Posted by Dmitri Ivanenko PMP ITIL on: April 19, 2011 12:27 PM | Permalink | Comments (8)

Unrealistic Detail Only Sets You Up for Failure

Categories: Project Failure

It's impossible to accurately predict the future. Yet, many project managers continue to try. They create schedules that implicitly state a task will be completed at 3:30 on a Tuesday afternoon, in four months. Or they predict that the total cost of their project will be precisely $10,986,547.55.

Yet these pseudo-accurate estimates based on detailed calculations are no more accurate than estimates made in more general terms and covered with an appropriate range indicator. Achieving a detailed estimate for an $11 million-plus project to within -5 percent to +10 percent indicates a very careful estimating process in a stable, well-understood environment.

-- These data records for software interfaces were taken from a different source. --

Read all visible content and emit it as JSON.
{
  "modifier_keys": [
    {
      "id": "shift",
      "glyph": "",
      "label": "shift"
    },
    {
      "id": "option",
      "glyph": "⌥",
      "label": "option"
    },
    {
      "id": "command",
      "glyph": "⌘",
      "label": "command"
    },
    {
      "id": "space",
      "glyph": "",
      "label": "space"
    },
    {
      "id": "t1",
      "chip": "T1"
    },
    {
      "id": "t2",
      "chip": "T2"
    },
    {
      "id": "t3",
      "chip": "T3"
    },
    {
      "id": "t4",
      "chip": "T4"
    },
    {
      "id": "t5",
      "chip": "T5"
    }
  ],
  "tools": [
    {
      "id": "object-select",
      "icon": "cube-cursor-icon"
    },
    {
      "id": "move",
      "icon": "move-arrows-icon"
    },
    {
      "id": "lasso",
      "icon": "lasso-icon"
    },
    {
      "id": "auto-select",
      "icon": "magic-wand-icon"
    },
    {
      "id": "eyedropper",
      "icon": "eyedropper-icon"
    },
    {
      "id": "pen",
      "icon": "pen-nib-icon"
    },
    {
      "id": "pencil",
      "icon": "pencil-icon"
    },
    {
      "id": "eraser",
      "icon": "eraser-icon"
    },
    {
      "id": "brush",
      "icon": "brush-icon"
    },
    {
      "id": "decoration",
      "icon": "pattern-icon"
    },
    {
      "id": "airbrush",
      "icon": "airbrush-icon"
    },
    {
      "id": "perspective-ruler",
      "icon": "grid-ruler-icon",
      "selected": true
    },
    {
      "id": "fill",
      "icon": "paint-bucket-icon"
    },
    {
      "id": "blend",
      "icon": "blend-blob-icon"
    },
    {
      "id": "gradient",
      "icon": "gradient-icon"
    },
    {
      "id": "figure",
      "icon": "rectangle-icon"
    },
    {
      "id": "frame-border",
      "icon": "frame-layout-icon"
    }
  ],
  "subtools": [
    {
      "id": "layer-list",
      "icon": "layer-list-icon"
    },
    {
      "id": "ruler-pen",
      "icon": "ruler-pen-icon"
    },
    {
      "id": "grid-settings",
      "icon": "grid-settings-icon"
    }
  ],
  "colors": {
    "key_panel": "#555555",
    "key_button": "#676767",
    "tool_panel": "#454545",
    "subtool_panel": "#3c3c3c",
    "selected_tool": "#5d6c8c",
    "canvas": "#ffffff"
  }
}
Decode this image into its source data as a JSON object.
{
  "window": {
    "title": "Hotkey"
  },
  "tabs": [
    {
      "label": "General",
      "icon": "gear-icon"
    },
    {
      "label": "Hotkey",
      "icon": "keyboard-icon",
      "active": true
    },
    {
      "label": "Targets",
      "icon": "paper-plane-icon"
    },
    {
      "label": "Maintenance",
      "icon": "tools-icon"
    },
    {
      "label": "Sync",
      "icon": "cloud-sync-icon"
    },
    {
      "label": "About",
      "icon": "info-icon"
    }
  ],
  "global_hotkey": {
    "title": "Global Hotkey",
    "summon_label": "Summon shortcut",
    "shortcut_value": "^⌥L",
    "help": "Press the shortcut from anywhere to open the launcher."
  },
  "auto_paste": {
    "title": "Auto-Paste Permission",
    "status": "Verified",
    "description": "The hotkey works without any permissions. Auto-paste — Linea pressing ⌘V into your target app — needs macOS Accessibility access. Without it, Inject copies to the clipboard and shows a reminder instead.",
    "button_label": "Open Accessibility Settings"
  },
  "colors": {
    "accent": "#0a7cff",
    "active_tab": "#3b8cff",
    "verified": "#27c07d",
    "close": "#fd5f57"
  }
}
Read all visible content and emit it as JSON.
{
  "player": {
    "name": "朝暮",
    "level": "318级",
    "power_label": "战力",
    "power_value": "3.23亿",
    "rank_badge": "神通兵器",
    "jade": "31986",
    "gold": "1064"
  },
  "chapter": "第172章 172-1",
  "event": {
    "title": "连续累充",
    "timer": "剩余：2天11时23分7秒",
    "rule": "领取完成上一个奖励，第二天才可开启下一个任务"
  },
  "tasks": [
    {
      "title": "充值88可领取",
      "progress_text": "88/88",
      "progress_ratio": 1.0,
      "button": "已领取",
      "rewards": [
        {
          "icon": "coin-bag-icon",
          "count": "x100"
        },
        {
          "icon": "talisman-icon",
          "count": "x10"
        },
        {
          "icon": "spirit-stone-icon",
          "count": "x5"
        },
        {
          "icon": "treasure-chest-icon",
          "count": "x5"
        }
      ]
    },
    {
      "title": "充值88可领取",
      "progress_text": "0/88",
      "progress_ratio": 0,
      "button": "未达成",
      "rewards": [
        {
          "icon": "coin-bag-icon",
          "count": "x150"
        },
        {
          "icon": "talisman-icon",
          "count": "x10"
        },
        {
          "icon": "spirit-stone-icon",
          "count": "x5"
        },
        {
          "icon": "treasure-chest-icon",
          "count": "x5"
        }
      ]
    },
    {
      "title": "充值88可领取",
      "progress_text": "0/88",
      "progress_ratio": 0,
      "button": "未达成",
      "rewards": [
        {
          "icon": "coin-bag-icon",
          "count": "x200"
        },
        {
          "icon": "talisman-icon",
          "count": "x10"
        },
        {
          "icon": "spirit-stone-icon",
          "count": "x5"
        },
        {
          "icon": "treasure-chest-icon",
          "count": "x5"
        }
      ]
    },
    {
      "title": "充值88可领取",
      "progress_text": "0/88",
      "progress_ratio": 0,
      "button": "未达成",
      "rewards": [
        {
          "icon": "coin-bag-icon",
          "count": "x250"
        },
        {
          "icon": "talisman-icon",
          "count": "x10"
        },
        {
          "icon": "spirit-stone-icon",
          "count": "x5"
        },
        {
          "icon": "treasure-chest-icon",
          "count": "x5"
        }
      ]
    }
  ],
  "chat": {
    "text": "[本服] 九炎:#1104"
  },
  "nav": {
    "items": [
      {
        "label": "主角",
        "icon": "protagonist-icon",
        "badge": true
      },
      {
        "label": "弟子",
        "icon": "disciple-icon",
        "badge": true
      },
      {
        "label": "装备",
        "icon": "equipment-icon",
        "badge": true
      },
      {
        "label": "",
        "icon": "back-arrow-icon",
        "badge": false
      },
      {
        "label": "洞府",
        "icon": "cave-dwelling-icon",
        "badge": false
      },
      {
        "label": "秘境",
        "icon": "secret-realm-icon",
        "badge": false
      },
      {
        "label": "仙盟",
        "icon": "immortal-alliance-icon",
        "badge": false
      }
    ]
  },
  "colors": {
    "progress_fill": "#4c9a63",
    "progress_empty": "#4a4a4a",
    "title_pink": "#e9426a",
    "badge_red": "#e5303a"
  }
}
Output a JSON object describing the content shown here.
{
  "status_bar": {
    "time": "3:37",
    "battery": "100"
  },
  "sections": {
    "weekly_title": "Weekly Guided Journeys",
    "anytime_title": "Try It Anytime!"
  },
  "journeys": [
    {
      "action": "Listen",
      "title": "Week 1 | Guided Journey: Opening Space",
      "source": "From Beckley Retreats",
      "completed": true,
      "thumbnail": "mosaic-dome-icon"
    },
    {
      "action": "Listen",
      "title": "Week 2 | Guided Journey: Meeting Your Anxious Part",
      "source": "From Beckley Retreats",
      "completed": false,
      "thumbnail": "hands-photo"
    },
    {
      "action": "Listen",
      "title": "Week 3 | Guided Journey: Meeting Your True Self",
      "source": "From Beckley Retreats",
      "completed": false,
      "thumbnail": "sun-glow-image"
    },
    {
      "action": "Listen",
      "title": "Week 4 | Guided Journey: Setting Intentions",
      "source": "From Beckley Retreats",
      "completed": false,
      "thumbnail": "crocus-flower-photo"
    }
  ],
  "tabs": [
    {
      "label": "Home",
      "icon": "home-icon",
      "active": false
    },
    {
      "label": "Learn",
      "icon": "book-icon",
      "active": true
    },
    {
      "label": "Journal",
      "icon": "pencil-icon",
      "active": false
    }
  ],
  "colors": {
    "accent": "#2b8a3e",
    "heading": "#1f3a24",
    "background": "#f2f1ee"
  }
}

Attaching a precise number calculated to the nearest cent only raises stakeholder expectations about the degree of accuracy possible. And that leads to perceived "failure" when the stakeholder's unrealistic expectations are not realized.

Similar problems arise if a project is scheduled in hours, and the work extends for more than a few days. Planning a project over several months on an hourly basis produces a mass of inaccurate data once you get beyond the first few days. And again, when the project fails to achieve the degree of control over the future implied by the excessively detailed schedule, it will seem like it failed.

Pragmatic estimating at an appropriate level of detail sets realistic expectations. But beware: Your stakeholders may already have unrealistic expectations of what is possible from previous projects that "failed."

Dealing with this issue requires skills in managing upward -- a topic for a future post.

Posted by Lynda Bourne on: September 22, 2010 04:10 PM | Permalink | Comments (3)
ADVERTISEMENTS

"If only God would give me some clear sign! Like making a large deposit in my name at a Swiss bank."

- Woody Allen

ADVERTISEMENT

Sponsors